[Records from a data collection]
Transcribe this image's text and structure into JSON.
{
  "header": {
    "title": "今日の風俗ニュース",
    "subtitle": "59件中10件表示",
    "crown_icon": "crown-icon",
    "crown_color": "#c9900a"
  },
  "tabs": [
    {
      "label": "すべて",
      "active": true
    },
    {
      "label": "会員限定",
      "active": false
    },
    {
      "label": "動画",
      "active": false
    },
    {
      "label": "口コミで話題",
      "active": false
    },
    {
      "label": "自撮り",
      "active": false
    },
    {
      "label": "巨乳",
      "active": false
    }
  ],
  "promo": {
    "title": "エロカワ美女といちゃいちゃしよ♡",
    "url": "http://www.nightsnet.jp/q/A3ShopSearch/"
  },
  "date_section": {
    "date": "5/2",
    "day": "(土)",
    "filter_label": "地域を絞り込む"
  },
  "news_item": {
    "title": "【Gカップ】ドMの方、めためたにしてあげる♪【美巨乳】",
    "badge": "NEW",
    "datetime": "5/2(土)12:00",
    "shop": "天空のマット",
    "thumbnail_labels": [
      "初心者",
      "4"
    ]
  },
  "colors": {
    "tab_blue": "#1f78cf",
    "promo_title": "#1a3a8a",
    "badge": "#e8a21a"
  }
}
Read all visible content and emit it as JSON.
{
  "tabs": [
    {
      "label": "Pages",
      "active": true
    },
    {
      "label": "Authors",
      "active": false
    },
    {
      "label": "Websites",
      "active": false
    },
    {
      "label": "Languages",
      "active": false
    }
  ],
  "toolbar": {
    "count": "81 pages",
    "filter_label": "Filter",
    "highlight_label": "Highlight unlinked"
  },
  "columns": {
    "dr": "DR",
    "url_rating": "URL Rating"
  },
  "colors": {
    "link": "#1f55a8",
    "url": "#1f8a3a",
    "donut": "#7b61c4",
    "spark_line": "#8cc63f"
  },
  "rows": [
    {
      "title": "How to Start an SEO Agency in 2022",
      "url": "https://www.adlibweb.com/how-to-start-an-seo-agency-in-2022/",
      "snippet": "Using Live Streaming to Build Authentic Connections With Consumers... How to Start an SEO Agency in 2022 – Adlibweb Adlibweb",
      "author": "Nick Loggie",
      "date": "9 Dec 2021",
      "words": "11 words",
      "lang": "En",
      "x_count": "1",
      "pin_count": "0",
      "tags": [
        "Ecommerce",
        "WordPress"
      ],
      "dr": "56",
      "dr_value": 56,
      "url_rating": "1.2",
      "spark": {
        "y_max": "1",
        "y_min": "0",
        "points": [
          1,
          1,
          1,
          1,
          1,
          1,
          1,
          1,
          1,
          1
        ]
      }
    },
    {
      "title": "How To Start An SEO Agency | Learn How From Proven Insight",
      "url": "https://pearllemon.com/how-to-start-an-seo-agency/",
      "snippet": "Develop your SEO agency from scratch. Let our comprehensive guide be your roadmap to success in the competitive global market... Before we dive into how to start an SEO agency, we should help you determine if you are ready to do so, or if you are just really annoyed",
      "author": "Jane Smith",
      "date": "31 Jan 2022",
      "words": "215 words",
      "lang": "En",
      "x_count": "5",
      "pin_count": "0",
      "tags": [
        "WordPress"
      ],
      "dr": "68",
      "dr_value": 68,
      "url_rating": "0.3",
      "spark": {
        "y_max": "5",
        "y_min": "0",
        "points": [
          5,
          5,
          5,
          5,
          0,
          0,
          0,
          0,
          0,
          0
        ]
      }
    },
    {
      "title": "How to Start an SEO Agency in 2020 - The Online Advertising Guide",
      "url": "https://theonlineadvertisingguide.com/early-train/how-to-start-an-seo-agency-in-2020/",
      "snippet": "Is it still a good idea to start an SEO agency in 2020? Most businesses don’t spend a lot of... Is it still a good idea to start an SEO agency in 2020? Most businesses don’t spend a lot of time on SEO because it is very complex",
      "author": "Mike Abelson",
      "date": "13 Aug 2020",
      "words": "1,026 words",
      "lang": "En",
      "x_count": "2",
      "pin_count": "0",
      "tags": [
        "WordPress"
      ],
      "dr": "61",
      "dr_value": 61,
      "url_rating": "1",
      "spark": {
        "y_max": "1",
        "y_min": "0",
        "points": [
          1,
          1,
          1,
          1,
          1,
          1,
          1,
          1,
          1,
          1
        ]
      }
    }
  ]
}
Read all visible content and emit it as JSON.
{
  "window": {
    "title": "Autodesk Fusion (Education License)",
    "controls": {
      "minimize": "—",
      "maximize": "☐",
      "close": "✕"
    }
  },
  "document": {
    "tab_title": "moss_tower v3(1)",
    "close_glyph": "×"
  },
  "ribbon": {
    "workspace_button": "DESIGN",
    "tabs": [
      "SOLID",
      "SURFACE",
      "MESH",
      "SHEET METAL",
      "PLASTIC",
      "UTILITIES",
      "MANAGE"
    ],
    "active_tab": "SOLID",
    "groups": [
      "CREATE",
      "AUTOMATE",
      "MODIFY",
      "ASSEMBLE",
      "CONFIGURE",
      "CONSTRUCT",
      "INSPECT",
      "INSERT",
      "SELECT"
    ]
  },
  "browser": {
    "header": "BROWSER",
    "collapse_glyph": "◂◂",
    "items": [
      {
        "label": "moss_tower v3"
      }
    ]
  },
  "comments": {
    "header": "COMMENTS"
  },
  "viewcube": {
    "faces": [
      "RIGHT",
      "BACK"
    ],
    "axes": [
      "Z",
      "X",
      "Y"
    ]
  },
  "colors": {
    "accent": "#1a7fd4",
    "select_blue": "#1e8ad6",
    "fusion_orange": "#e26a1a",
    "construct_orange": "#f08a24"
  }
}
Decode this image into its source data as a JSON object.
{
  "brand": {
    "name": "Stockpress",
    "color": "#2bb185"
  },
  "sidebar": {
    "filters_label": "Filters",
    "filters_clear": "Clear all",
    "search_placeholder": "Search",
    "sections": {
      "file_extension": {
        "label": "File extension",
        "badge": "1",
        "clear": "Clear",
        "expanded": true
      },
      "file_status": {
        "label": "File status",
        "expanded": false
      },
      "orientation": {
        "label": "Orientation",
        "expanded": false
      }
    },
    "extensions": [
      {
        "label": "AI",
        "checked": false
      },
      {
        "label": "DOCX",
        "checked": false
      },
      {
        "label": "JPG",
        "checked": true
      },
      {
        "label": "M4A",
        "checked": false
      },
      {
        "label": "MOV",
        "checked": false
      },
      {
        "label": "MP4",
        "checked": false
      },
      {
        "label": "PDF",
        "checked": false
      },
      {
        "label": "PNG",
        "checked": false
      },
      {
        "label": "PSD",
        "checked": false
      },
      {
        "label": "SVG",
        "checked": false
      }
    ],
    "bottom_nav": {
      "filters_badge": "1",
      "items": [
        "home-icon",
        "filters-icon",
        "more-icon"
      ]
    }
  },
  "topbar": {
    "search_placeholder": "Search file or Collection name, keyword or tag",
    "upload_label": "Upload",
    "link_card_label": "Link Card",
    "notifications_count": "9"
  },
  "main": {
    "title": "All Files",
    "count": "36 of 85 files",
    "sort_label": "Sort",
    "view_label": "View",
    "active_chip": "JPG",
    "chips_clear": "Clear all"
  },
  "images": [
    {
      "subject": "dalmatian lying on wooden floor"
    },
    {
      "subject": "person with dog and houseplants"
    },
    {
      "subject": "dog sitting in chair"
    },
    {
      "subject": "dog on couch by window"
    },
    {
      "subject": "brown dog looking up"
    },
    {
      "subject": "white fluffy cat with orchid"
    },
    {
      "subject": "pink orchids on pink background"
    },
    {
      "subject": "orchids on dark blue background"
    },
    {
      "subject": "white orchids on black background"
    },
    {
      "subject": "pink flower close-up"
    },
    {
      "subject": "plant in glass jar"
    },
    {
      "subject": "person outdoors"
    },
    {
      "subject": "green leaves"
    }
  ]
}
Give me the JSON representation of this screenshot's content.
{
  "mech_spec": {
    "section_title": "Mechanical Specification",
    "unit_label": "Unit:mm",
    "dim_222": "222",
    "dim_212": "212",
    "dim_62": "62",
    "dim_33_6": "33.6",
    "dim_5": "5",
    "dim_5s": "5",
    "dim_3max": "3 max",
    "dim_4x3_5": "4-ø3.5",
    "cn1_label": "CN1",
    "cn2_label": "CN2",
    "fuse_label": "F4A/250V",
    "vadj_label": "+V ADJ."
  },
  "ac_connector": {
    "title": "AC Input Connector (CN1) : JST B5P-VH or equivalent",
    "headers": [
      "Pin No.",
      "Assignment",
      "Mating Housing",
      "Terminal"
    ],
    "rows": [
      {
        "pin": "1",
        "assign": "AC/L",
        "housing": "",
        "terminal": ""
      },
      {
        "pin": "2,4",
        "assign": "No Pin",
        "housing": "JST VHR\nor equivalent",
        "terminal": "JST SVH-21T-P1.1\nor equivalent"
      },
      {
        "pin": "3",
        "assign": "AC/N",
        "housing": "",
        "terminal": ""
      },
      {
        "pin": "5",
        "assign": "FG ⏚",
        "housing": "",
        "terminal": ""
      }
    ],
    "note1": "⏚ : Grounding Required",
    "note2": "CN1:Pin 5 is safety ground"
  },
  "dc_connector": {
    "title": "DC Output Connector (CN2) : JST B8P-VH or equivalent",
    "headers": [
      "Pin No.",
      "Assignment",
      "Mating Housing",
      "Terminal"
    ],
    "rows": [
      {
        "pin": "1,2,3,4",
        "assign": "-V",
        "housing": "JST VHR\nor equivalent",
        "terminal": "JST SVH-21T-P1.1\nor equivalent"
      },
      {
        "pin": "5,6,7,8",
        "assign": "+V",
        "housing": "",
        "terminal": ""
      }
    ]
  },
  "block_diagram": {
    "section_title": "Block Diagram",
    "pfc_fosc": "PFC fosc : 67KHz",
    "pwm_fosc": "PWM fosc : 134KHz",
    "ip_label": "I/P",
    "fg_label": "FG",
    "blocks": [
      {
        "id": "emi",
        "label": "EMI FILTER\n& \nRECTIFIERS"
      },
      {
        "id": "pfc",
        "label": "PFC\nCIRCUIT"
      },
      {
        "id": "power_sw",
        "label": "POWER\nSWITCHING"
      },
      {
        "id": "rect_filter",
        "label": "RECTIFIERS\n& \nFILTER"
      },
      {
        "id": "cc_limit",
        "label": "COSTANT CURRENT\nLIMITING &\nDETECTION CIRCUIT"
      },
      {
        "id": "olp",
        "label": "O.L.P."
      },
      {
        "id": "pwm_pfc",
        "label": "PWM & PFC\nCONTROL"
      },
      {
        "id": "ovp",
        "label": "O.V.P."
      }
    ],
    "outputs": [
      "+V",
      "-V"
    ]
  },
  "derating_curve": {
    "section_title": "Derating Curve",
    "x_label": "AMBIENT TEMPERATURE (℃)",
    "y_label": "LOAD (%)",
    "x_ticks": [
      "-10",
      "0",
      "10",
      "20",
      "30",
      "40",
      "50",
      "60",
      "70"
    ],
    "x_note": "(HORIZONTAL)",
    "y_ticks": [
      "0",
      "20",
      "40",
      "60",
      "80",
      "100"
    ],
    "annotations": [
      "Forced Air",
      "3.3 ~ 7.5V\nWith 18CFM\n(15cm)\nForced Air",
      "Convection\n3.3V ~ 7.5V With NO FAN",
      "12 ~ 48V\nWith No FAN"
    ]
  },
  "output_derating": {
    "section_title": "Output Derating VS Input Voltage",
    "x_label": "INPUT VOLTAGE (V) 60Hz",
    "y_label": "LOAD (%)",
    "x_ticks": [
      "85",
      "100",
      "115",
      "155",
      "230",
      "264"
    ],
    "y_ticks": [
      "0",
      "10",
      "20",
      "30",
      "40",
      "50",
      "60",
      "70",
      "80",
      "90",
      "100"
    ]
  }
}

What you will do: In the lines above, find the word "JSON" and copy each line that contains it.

Response area:
Transcribe this image's text and structure into JSON.
Read all visible content and emit it as JSON.
Read all visible content and emit it as JSON.
Decode this image into its source data as a JSON object.
Give me the JSON representation of this screenshot's content.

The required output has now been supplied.